For a couple of nights we did stay in a hotel.  However, we were surprised that when presented with the bill we were asked to pay USD15 per night for the travel cot supplied.  There seems to be the general trend in the US at the moment that you are asked to pay extra for everything (USD10 per day for a child’s car seat from the car hire company – we brought our own, USD4 to rent a trolley at the airport, USD15 to park the car at Sea World).  With a 20-month old the hotel room is a mess within two minutes (Gabriella has a desire to move shoes from one place to another, and clothes, leaflets and anything else she can lay her hands on) – the apartment worked much better for us.

Sea World

America, as you would expect, is generally a child-friendly country.  Sea World especially was a doddle, with wide avenues and great changing facilities.  She enjoyed San Diego Zoo, but you cannot take the ‘stroller’ everywhere so you end up walking long distances to get to the same places as everyone else.  What was surprising at these major attractions was that we were asked to leave our ‘stroller’ in a given place for 15-30 minutes whilst we went to see an attraction (eg the Shamu show).  We just left our stroller unlocked, went to the show and came back and it was still there in one piece.  Does that happen at British attractions I wonder? 

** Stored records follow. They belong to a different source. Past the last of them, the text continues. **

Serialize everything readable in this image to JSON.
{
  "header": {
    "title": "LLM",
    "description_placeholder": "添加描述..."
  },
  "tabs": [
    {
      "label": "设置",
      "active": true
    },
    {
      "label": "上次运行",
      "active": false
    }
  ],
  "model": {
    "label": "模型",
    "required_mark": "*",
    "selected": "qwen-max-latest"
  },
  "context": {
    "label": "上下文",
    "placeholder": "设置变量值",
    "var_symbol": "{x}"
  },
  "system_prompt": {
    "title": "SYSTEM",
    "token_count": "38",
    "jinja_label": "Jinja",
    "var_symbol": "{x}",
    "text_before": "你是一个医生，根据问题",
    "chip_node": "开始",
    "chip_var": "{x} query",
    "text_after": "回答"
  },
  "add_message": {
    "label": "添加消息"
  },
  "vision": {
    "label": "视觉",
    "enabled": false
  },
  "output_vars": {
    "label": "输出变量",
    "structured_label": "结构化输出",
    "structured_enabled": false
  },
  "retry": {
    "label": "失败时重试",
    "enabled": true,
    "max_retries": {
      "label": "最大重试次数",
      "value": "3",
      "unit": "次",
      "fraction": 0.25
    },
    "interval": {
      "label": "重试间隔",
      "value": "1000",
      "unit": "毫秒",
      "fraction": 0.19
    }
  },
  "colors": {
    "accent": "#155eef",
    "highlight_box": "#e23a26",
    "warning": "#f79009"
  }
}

I think it was a sign of the generally trusting nature of the American people and also perhaps a sign that petty theft in this sort of place is minimal.  Our visits included historical Boston and the Queen Mary ship on Long Beach – and these like many others I suspect are all possible places to visit with a wee one as long as you ask for an ‘elevator’ and not a lift.

But there are free things to do with a child, which are just as great.  She of course, loved the beaches (as indeed did her parents).  Clean and beautiful you just could not go wrong.  We also donned our baby rucksack carrier and went on some lovely hikes – Torey Pines being an example of short hikes that are an easy drive from San Diego.  Southern California has some beautiful terrain and high up in a rucksack Gabriella loved the views.

So when we landed at Heathrow I was relieved.  We had had a great holiday.  Gabriella had been good on all the flights.  She had got used to the new pattern of her day quite quickly (ie sleep when she got the opportunity and stay up quite late) and all was well.  However, what we did not account for was that between LA and London is an eight-hour time difference.  Although adults can gently acclimatise to this new change because they are aware of the time difference, a little one has no accounting for why she feels wide awake but mummy and daddy want her to go to sleep.  After three nights of being up for four to five hours we decided enough was enough and let her scream for a couple of hours.  Eventually she fell asleep.  Cruel is kind – she had to get used to the new hours, but we did feel sorry for her.  I am not sure if there was another way. 

So – holiday with a child – yes.  But if there are large time differences make sure that you are not going to work for a few days following your return (it is a good idea to come back on a Friday) because you might not have gotten any sleep.




Index/Home page

OUR READERS' FINEST WORDS (All times and dates are GMT)

All comments are filtered to exclude any excesses but the Editor does not have to agree with what is being said. 100 words maximum

No one has commented yet, why don't you start the ball rolling?

Add your comment

First Name
Email Address
Company (Not obligatory)
- You must be a registered subscriber using the email address entered to submit a comment, or you will be sent a confirmation email before your comment will appear.
- Your comment will be checked before appearing, which may take several working hours.